  • One return would pertain to the full-time employees eligible to participate in the multiemployer plan (this group could be further split into separate reports for each multiemployer plan to which the employer contributes), and
  • Another return would pertain to the employer’s non-bargained full-time employees.

The administrator of a multiemployer plan is permitted to report on behalf of an employer for the first group described above. However, the employer remains responsible under Section 6056, and must sign the 6056 Report filed on its behalf.

What information must be reported to the IRS?

The proposed regulations require each ALE member to report:

  • the name, date, and employer’s identification number (EIN) of the ALE member,
  • the name and telephone number of the applicable large employer’s contact person,
  • the calendar year for which the information is reported,
  • the number of full-time employees for each month during the calendar year,
  • a certification as to whether the ALE member offered its full-time employees (and their dependents) the opportunity to enroll in minimum essential coverage under an employer-sponsored plan, by calendar month,
  • for each full-time employee, the employee’s share of the lowest cost option of self-only coverage (that provides minimum value) offered under a plan, by calendar month, and
  • the name, address and TIN of each full-time employee and the months, if any, during which the employee was covered under the plan.

As stated above, the proposed regulations provide that plan sponsors of self-insured health plans must file a 6055 Report. The regulations confirm that in the context of a multiemployer plan, the plan sponsor (and entity responsible for issuing the report)  is the association, committee or joint board of trustees who establish or maintain a self-funded multi-employer plan.

What must be furnished to full-time employees?

Every ALE member must also furnish each of its full-time employees a written statement (the “Employee Report”) showing:

  • the name, address, and EIN of the ALE member, and
  • the information required to be shown on the 6056 Report with respect to that individual.

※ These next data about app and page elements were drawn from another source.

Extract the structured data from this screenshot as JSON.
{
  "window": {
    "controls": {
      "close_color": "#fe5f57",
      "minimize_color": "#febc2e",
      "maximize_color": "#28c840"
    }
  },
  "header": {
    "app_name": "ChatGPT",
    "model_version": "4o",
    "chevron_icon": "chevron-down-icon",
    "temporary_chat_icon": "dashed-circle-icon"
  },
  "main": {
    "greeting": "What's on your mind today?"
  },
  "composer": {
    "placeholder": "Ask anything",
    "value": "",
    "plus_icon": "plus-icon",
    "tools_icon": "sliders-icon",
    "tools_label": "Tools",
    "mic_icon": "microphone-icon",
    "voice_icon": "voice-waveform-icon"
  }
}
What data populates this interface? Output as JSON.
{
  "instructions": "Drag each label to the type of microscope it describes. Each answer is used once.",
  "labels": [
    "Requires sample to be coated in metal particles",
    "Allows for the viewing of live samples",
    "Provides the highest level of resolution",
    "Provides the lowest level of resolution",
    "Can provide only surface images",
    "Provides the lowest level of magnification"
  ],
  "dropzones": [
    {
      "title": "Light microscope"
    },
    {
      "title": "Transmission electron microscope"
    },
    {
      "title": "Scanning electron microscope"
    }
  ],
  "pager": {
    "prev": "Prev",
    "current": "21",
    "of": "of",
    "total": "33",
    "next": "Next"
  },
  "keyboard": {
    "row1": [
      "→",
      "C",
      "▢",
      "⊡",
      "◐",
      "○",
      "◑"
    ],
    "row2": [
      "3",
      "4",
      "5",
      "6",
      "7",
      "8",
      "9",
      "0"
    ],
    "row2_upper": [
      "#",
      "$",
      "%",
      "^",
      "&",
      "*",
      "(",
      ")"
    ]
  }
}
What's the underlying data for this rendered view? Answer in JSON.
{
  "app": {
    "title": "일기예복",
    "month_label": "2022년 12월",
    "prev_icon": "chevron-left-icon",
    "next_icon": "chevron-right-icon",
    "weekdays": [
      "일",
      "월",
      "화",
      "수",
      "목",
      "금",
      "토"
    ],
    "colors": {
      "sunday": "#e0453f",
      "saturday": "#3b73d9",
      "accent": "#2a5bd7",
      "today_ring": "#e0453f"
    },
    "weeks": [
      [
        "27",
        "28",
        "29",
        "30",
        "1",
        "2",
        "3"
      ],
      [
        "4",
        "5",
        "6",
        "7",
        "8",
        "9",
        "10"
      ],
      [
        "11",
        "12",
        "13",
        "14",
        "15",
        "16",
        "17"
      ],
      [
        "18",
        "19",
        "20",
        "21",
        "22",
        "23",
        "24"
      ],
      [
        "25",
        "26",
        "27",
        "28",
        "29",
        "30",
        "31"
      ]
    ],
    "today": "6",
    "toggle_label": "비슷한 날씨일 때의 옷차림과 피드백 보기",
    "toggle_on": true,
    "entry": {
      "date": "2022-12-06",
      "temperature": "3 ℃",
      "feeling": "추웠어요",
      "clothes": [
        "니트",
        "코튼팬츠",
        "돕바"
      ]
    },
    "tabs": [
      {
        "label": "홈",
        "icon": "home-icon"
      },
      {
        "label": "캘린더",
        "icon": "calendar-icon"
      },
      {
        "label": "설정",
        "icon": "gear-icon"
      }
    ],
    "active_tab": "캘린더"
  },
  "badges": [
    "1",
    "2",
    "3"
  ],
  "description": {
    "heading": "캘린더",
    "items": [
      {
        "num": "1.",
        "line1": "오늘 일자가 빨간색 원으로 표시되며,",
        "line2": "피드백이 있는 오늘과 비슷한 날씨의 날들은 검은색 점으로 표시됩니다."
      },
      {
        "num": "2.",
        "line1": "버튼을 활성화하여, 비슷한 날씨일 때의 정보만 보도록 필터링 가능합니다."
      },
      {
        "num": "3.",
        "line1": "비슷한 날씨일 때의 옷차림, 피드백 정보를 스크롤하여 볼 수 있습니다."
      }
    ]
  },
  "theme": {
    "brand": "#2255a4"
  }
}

ALE members must furnish statements to employees to help them determine whether, for each month during the calendar year, they can claim a premium tax credit on their tax return. If an employee receives affordable coverage that provides minimum value, the employee will not be eligible for a tax credit.

What is the timing and manner of filing?

Generally, an ALE member must file each 6056 Report with the IRS using IRS Form 1094-C, along with a transmittal form, IRS Form 1095-C, which will be made available at a later date.  6056 Reports must be filed with the IRS annually no later than February 28 (March 31 if filed electronically) of the year immediately following the calendar year to which the 6056 Report relates. Because employees generally will need to receive their Employee Reports early in the calendar year in order to correctly file their tax returns, the IRS requires each ALE member to furnish the Employee Report on or before January 31 of the year immediately following the calendar year to which the 6056 Report relates.

Electronic Furnishing of Individuals’ Statements

Reporting entities may furnish the 6055 Report and/or 6056 Report electronically if the recipient consents.  Prior to providing such consent, the recipient must be given a disclosure statement containing specific information regarding the availability of a paper statement, the scope and duration of the consent, how to withdraw consent, a description of the hardware and software required to access and print the statement, the date when the statement will no longer be available on the website, and information about attaching the statement to Federal, State or local income tax returns.

If a 6055 or 6056 Report is to be furnished on a website, the furnisher must notify the recipient by mail, electronic mail or in person, and must provide instructions on how to access and print the statement .  The notice must also include the following in capital letters:  “IMPORTANT TAX RETURN DOCUMENT AVAILABLE”.  If provided by email, this language must be in the subject line.

Treasury and the IRS are considering potential simplified reporting methods that in certain situations would permit an employer to provide less information. Comments to the IRS are due November 8, 2013.